  • Base currency – One of two currencies involved in any given trade; it’s always listed first when looking at exchange rates or quotes from brokers online. For example, if someone wants to buy Euros with US dollars, the base currency would be Euros while USD is considered against EURO because we’re looking at how much people pay per Euro.
  • Cross currency pair – A pairing where the base currency is not the US dollar, such as EUR/GBP or JPY/CHF.
  • Exchange rate – The value of one currency in terms of another, typically listed as a three-letter code (i.e. USD) and updated regularly throughout the day by banks, brokers, and other financial institutions.
  • Margin call – When a trader’s account falls below the required margin level set by their broker, they will automatically receive a margin call to bring their account back up to par, as explained by Investopedia. This usually happens when prices move against an open trade, causing losses that can’t be covered with available funds in the account.
  • Pip value – A pip is the smallest unit of measurement in forex trading. Pips are usually quoted as four decimal places, so a pip value of 0.0001 would mean that one could purchase one US dollar for every 100.00 yen. Pip values can vary depending on the currency pair you’re trading, so it’s important to be aware of the pip value before you start trading.
  • Quote currency – The second currency listed in any given forex quote; this tells how much one unit of base currency will cost when purchased with the quote (or “counter”) currency. For example, if EUR/USD has an exchange rate of 0.90, then you’ll need $0.90 to buy €100 worth from Eurozone countries (which are part of Europe but not all).
  • Stop loss order – A type of trade order that automatically triggers once prices reach certain levels specified by traders ahead of time, so they won’t have to watch their positions continuously throughout market hours.

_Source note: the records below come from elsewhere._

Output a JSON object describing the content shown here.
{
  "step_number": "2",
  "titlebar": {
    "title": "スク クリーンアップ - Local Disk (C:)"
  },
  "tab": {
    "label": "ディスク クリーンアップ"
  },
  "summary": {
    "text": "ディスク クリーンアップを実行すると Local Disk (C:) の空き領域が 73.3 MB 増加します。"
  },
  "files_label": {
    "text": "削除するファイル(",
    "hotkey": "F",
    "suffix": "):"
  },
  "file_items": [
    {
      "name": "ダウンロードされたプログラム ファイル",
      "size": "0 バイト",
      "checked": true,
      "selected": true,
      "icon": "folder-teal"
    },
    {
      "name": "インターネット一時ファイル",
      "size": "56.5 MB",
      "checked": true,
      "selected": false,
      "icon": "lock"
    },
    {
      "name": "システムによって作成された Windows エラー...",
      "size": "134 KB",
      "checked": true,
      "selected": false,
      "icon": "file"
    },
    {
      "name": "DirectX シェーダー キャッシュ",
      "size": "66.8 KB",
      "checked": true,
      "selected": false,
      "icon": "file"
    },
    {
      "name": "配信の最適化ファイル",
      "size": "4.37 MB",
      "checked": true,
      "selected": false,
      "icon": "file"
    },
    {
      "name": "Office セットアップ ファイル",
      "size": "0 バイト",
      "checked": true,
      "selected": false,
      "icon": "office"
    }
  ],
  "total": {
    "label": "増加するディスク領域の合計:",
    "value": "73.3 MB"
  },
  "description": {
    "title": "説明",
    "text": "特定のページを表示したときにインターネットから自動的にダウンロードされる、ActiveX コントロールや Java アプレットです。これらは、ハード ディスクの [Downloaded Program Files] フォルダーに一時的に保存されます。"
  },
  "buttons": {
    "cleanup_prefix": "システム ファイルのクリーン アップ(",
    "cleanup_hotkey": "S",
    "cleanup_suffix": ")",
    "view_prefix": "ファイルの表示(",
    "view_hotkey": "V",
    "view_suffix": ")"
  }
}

Final Thoughts

Forex trading can be a great way to make extra money or even become a full-time career, but it’s important to remember that there is always risk involved. Make sure you do your research before choosing a broker and start out with smaller trades until you feel comfortable with the process. Happy trading!